**ASSIGNMENT**
I'd like the number of lines in the material below that include the word "true", written with no other text.

**DATASET ENTRIES**
▼
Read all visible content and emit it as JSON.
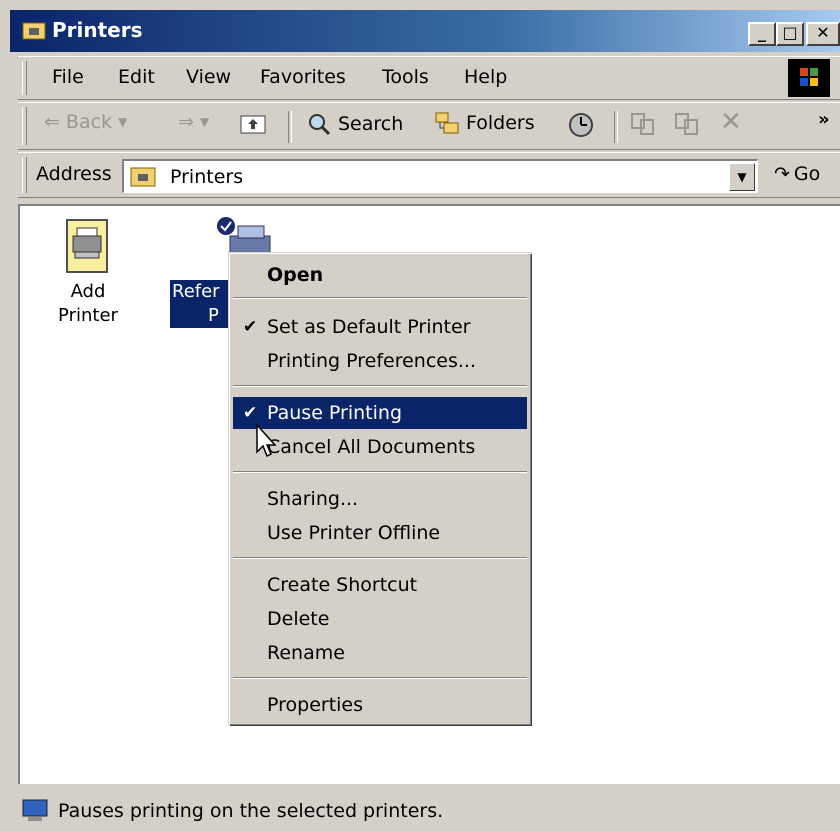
{
  "window": {
    "title": "Printers"
  },
  "menubar": {
    "items": [
      {
        "label": "File"
      },
      {
        "label": "Edit"
      },
      {
        "label": "View"
      },
      {
        "label": "Favorites"
      },
      {
        "label": "Tools"
      },
      {
        "label": "Help"
      }
    ]
  },
  "toolbar": {
    "back_label": "Back",
    "search_label": "Search",
    "folders_label": "Folders",
    "chevron": "»"
  },
  "address": {
    "label": "Address",
    "value": "Printers",
    "go_label": "Go"
  },
  "content": {
    "items": [
      {
        "label": "Add Printer"
      },
      {
        "label_line1": "Refer",
        "label_line2": "P"
      }
    ]
  },
  "context_menu": {
    "items": [
      {
        "label": "Open",
        "bold": true
      },
      {
        "label": "Set as Default Printer",
        "checked": true
      },
      {
        "label": "Printing Preferences..."
      },
      {
        "label": "Pause Printing",
        "checked": true,
        "highlighted": true
      },
      {
        "label": "Cancel All Documents"
      },
      {
        "label": "Sharing..."
      },
      {
        "label": "Use Printer Offline"
      },
      {
        "label": "Create Shortcut"
      },
      {
        "label": "Delete"
      },
      {
        "label": "Rename"
      },
      {
        "label": "Properties"
      }
    ]
  },
  "statusbar": {
    "text": "Pauses printing on the selected printers."
  },
  "colors": {
    "title_bar": "#0a246a",
    "highlight": "#0a246a",
    "chrome": "#d4d0c8"
  }
}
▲
**COMPLETED EXERCISE**
4